Required work —
Scan the data. Collect each line that contains the word "shower".

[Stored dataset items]
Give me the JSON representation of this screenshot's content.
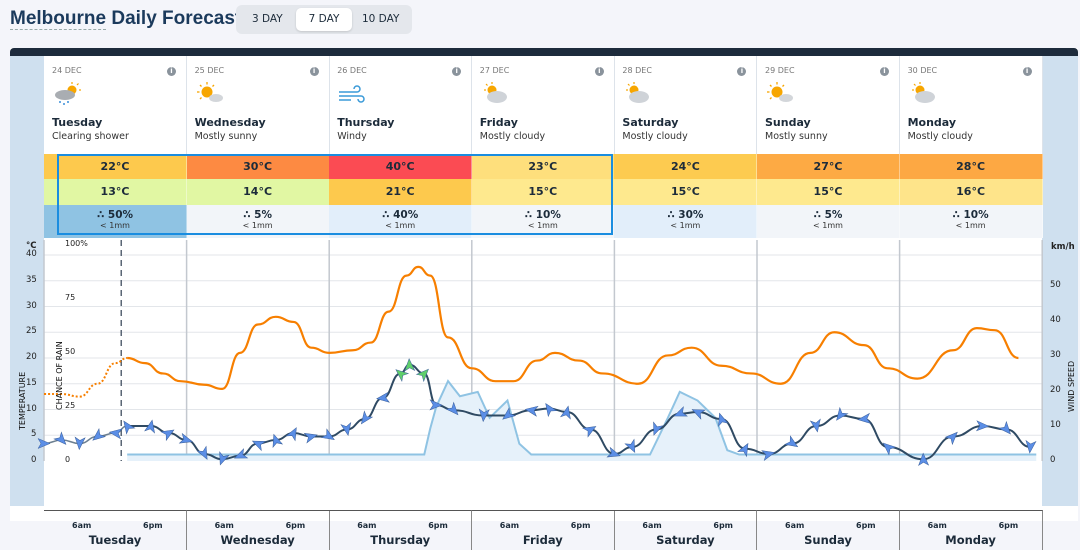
{
  "header": {
    "title_city": "Melbourne",
    "title_rest": "Daily Forecast",
    "toggle": [
      "3 DAY",
      "7 DAY",
      "10 DAY"
    ],
    "active_toggle": "7 DAY"
  },
  "days": [
    {
      "date": "24 DEC",
      "name": "Tuesday",
      "desc": "Clearing shower",
      "icon": "shower-sun-icon",
      "max": "22°C",
      "min": "13°C",
      "rain": "50%",
      "amount": "< 1mm",
      "max_color": "#fdc94d",
      "min_color": "#e1f7a3",
      "rain_color": "#8fc3e3"
    },
    {
      "date": "25 DEC",
      "name": "Wednesday",
      "desc": "Mostly sunny",
      "icon": "mostly-sunny-icon",
      "max": "30°C",
      "min": "14°C",
      "rain": "5%",
      "amount": "< 1mm",
      "max_color": "#fd8a42",
      "min_color": "#e1f7a3",
      "rain_color": "#f2f5f9"
    },
    {
      "date": "26 DEC",
      "name": "Thursday",
      "desc": "Windy",
      "icon": "wind-icon",
      "max": "40°C",
      "min": "21°C",
      "rain": "40%",
      "amount": "< 1mm",
      "max_color": "#fb4b53",
      "min_color": "#fdc94d",
      "rain_color": "#e2eefa"
    },
    {
      "date": "27 DEC",
      "name": "Friday",
      "desc": "Mostly cloudy",
      "icon": "mostly-cloudy-icon",
      "max": "23°C",
      "min": "15°C",
      "rain": "10%",
      "amount": "< 1mm",
      "max_color": "#fedf7c",
      "min_color": "#fee98e",
      "rain_color": "#f2f5f9"
    },
    {
      "date": "28 DEC",
      "name": "Saturday",
      "desc": "Mostly cloudy",
      "icon": "mostly-cloudy-icon",
      "max": "24°C",
      "min": "15°C",
      "rain": "30%",
      "amount": "< 1mm",
      "max_color": "#fdcb50",
      "min_color": "#fee98e",
      "rain_color": "#e2eefa"
    },
    {
      "date": "29 DEC",
      "name": "Sunday",
      "desc": "Mostly sunny",
      "icon": "mostly-sunny-icon",
      "max": "27°C",
      "min": "15°C",
      "rain": "5%",
      "amount": "< 1mm",
      "max_color": "#fdaa44",
      "min_color": "#fee98e",
      "rain_color": "#f2f5f9"
    },
    {
      "date": "30 DEC",
      "name": "Monday",
      "desc": "Mostly cloudy",
      "icon": "mostly-cloudy-icon",
      "max": "28°C",
      "min": "16°C",
      "rain": "10%",
      "amount": "< 1mm",
      "max_color": "#fda843",
      "min_color": "#fee48a",
      "rain_color": "#f2f5f9"
    }
  ],
  "chart_data": {
    "type": "line",
    "left_axis": {
      "unit": "°C",
      "label": "TEMPERATURE",
      "ticks": [
        0,
        5,
        10,
        15,
        20,
        25,
        30,
        35,
        40
      ],
      "range": [
        0,
        40
      ]
    },
    "rain_axis": {
      "label": "CHANCE OF RAIN",
      "ticks": [
        "0",
        "25",
        "50",
        "75",
        "100%"
      ],
      "range": [
        0,
        100
      ]
    },
    "right_axis": {
      "unit": "km/h",
      "label": "WIND SPEED",
      "ticks": [
        0,
        10,
        20,
        30,
        40,
        50
      ],
      "range": [
        0,
        60
      ]
    },
    "x_ticks": [
      "6am",
      "6pm"
    ],
    "now": "24 Dec 13:00",
    "colors": {
      "temperature": "#f77f00",
      "wind": "#2f4a63",
      "wind_arrow": "#5b8ee6",
      "rain": "#8fc3e3"
    },
    "temperature": [
      [
        "24 Dec 00:00",
        13
      ],
      [
        "24 Dec 03:00",
        13
      ],
      [
        "24 Dec 06:00",
        12.5
      ],
      [
        "24 Dec 09:00",
        15
      ],
      [
        "24 Dec 12:00",
        19
      ],
      [
        "24 Dec 14:00",
        20
      ],
      [
        "24 Dec 17:00",
        19
      ],
      [
        "24 Dec 20:00",
        17
      ],
      [
        "24 Dec 23:00",
        15.5
      ],
      [
        "25 Dec 03:00",
        14.8
      ],
      [
        "25 Dec 06:00",
        14
      ],
      [
        "25 Dec 09:00",
        21
      ],
      [
        "25 Dec 12:00",
        26.5
      ],
      [
        "25 Dec 15:00",
        28
      ],
      [
        "25 Dec 18:00",
        27
      ],
      [
        "25 Dec 21:00",
        22
      ],
      [
        "26 Dec 00:00",
        21
      ],
      [
        "26 Dec 04:00",
        21.5
      ],
      [
        "26 Dec 07:00",
        23
      ],
      [
        "26 Dec 10:00",
        29
      ],
      [
        "26 Dec 13:00",
        36
      ],
      [
        "26 Dec 15:00",
        37.7
      ],
      [
        "26 Dec 17:00",
        36
      ],
      [
        "26 Dec 20:00",
        24
      ],
      [
        "27 Dec 00:00",
        18
      ],
      [
        "27 Dec 04:00",
        15.5
      ],
      [
        "27 Dec 07:00",
        15.5
      ],
      [
        "27 Dec 11:00",
        19.5
      ],
      [
        "27 Dec 14:00",
        21
      ],
      [
        "27 Dec 18:00",
        19.5
      ],
      [
        "27 Dec 22:00",
        17
      ],
      [
        "28 Dec 04:00",
        15
      ],
      [
        "28 Dec 09:00",
        20.5
      ],
      [
        "28 Dec 13:00",
        22
      ],
      [
        "28 Dec 18:00",
        18.5
      ],
      [
        "28 Dec 23:00",
        17
      ],
      [
        "29 Dec 04:00",
        15
      ],
      [
        "29 Dec 09:00",
        21
      ],
      [
        "29 Dec 13:00",
        25
      ],
      [
        "29 Dec 18:00",
        22.5
      ],
      [
        "29 Dec 22:00",
        18
      ],
      [
        "30 Dec 03:00",
        16
      ],
      [
        "30 Dec 09:00",
        21.5
      ],
      [
        "30 Dec 13:00",
        25.8
      ],
      [
        "30 Dec 16:00",
        25.4
      ],
      [
        "30 Dec 20:00",
        20
      ]
    ],
    "wind": [
      [
        "24 Dec 00:00",
        5
      ],
      [
        "24 Dec 03:00",
        6
      ],
      [
        "24 Dec 06:00",
        5
      ],
      [
        "24 Dec 09:00",
        7
      ],
      [
        "24 Dec 12:00",
        8
      ],
      [
        "24 Dec 14:00",
        10
      ],
      [
        "24 Dec 18:00",
        10
      ],
      [
        "24 Dec 21:00",
        8
      ],
      [
        "25 Dec 00:00",
        6
      ],
      [
        "25 Dec 03:00",
        2
      ],
      [
        "25 Dec 06:00",
        0.5
      ],
      [
        "25 Dec 09:00",
        1.5
      ],
      [
        "25 Dec 12:00",
        5
      ],
      [
        "25 Dec 15:00",
        6
      ],
      [
        "25 Dec 18:00",
        8
      ],
      [
        "25 Dec 21:00",
        7
      ],
      [
        "26 Dec 00:00",
        7
      ],
      [
        "26 Dec 03:00",
        9
      ],
      [
        "26 Dec 06:00",
        12
      ],
      [
        "26 Dec 09:00",
        18
      ],
      [
        "26 Dec 12:00",
        25
      ],
      [
        "26 Dec 13:30",
        27.5
      ],
      [
        "26 Dec 16:00",
        25
      ],
      [
        "26 Dec 18:00",
        16
      ],
      [
        "26 Dec 21:00",
        14.5
      ],
      [
        "27 Dec 02:00",
        13
      ],
      [
        "27 Dec 06:00",
        13
      ],
      [
        "27 Dec 10:00",
        14.5
      ],
      [
        "27 Dec 13:00",
        15
      ],
      [
        "27 Dec 16:00",
        14
      ],
      [
        "27 Dec 20:00",
        9
      ],
      [
        "28 Dec 00:00",
        2
      ],
      [
        "28 Dec 03:00",
        4
      ],
      [
        "28 Dec 07:00",
        9
      ],
      [
        "28 Dec 11:00",
        13.5
      ],
      [
        "28 Dec 14:00",
        14
      ],
      [
        "28 Dec 18:00",
        12
      ],
      [
        "28 Dec 22:00",
        3.5
      ],
      [
        "29 Dec 02:00",
        2
      ],
      [
        "29 Dec 06:00",
        5
      ],
      [
        "29 Dec 10:00",
        10
      ],
      [
        "29 Dec 14:00",
        13
      ],
      [
        "29 Dec 18:00",
        12
      ],
      [
        "29 Dec 22:00",
        4
      ],
      [
        "30 Dec 04:00",
        0.5
      ],
      [
        "30 Dec 09:00",
        7
      ],
      [
        "30 Dec 14:00",
        10
      ],
      [
        "30 Dec 18:00",
        9
      ],
      [
        "30 Dec 22:00",
        4
      ]
    ],
    "rain_chance": [
      [
        "24 Dec 14:00",
        3
      ],
      [
        "26 Dec 16:00",
        3
      ],
      [
        "26 Dec 17:00",
        15
      ],
      [
        "26 Dec 18:00",
        25
      ],
      [
        "26 Dec 20:00",
        37
      ],
      [
        "26 Dec 22:00",
        30
      ],
      [
        "27 Dec 01:00",
        32
      ],
      [
        "27 Dec 03:00",
        20
      ],
      [
        "27 Dec 06:00",
        28
      ],
      [
        "27 Dec 08:00",
        8
      ],
      [
        "27 Dec 10:00",
        3
      ],
      [
        "28 Dec 06:00",
        3
      ],
      [
        "28 Dec 09:00",
        20
      ],
      [
        "28 Dec 11:00",
        32
      ],
      [
        "28 Dec 14:00",
        28
      ],
      [
        "28 Dec 17:00",
        20
      ],
      [
        "28 Dec 19:00",
        5
      ],
      [
        "28 Dec 21:00",
        3
      ],
      [
        "30 Dec 23:00",
        3
      ]
    ]
  }
}
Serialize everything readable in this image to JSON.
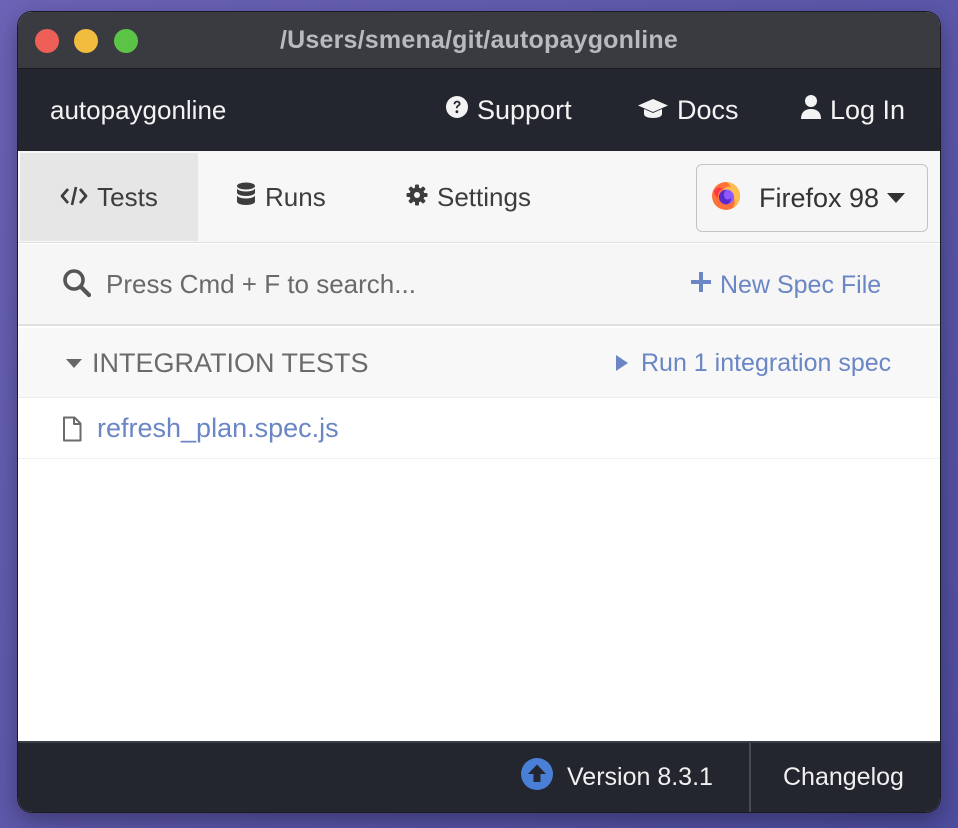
{
  "window": {
    "title": "/Users/smena/git/autopaygonline"
  },
  "topnav": {
    "project_name": "autopaygonline",
    "links": [
      {
        "label": "Support",
        "icon": "question-circle-icon"
      },
      {
        "label": "Docs",
        "icon": "graduation-cap-icon"
      },
      {
        "label": "Log In",
        "icon": "user-icon"
      }
    ]
  },
  "tabs": [
    {
      "label": "Tests",
      "icon": "code-icon",
      "active": true
    },
    {
      "label": "Runs",
      "icon": "database-icon",
      "active": false
    },
    {
      "label": "Settings",
      "icon": "gear-icon",
      "active": false
    }
  ],
  "browser": {
    "selected": "Firefox 98",
    "icon": "firefox-icon"
  },
  "search": {
    "placeholder": "Press Cmd + F to search...",
    "value": ""
  },
  "new_spec": {
    "label": "New Spec File"
  },
  "integration": {
    "title": "INTEGRATION TESTS",
    "run_label": "Run 1 integration spec",
    "specs": [
      {
        "name": "refresh_plan.spec.js"
      }
    ]
  },
  "footer": {
    "version": "Version 8.3.1",
    "changelog": "Changelog"
  },
  "colors": {
    "accent": "#6a86c4",
    "nav_bg": "#23262e",
    "update_icon": "#4a7fd8"
  }
}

Your response —
      "desc": "Clearing shower",
      "icon": "shower-sun-icon",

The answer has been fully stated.